Britain dropped in an annual ranking of European countries’ LGBTQ+ rights on Thursday, with activists citing the exclusion of transgender people from an upcoming ban on so-called ‘conversion therapy’.
Britain fell from 10th to 14th place in the “Rainbow Europe” index by advocacy group ILGA-Europe, continuing its slide from the number one spot seven years ago.
The government’s policy on ‘conversion therapy’, which aims to change a person’s sexual orientation or gender identity, its stance on gender recognition, and barriers to asylum for LGBTQ+ people were all cited as factors. “The UK is moving backwards,” Evelyne Paradis, ILGA-Europe’s executive director told the Thomson Reuters Foundation. “(LGBTQ+) groups are in a defensive moment, trying to protect and prevent further backsliding – which is quite shocking coming from a country like the UK.” Britain topped the Rainbow Europe Map in 2015.
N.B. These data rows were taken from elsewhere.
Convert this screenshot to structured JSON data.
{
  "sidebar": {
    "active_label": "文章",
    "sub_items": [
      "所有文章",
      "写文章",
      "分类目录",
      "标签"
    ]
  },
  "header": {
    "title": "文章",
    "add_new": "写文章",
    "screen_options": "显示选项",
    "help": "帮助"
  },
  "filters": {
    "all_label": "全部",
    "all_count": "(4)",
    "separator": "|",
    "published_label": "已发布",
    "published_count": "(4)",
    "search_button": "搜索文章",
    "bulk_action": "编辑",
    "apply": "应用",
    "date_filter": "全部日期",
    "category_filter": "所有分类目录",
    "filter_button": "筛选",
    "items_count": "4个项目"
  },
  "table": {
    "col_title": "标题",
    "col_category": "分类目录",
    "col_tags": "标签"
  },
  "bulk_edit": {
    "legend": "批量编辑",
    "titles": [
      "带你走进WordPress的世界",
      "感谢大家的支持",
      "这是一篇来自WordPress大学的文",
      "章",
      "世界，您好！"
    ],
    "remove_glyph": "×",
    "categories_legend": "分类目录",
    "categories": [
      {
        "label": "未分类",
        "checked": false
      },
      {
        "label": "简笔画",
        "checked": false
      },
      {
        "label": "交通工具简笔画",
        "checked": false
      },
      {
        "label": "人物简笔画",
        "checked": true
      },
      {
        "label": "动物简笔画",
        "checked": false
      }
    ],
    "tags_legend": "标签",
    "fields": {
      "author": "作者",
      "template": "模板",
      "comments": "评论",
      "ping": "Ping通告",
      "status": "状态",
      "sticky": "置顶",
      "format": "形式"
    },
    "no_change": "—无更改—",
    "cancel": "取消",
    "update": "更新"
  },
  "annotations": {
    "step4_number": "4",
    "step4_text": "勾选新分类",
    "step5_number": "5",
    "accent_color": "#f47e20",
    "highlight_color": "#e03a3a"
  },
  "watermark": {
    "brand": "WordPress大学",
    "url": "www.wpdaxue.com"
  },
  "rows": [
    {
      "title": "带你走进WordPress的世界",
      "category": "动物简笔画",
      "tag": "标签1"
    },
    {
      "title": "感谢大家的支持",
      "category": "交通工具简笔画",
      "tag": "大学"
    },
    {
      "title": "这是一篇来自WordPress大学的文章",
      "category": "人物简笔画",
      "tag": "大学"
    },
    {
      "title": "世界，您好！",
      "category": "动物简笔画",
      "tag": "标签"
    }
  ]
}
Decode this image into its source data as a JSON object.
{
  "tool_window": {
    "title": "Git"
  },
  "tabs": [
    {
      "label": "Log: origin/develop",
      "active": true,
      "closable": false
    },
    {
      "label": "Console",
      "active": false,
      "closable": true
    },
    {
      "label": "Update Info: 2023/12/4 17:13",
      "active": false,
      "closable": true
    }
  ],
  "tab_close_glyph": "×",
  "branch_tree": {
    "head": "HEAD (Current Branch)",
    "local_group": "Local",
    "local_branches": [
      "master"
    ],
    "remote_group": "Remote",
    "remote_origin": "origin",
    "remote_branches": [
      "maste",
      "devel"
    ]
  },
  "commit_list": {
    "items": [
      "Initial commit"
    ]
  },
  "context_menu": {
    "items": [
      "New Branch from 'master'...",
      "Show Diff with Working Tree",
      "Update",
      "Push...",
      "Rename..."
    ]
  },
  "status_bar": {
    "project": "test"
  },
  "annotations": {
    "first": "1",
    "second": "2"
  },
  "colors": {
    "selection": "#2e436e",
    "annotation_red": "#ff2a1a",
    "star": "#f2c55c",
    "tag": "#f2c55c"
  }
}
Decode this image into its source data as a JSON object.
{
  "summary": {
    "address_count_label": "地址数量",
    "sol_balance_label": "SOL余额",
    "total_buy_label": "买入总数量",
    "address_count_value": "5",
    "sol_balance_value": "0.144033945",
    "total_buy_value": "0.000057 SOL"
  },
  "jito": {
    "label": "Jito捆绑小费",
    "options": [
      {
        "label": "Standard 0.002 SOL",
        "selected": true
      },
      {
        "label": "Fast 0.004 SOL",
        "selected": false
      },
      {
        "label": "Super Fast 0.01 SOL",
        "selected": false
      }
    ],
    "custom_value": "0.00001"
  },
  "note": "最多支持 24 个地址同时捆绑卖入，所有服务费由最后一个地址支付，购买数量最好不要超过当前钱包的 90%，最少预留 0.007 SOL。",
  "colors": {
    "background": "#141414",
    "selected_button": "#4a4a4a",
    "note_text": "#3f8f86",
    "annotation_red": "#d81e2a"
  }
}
But since then, activists said the government had failed to deliver on several pieces of long-awaited LGBTQ+ legislation. Prime Minister Boris Johnson faced criticism in April for dropping a blanket ban on ‘conversion therapy’.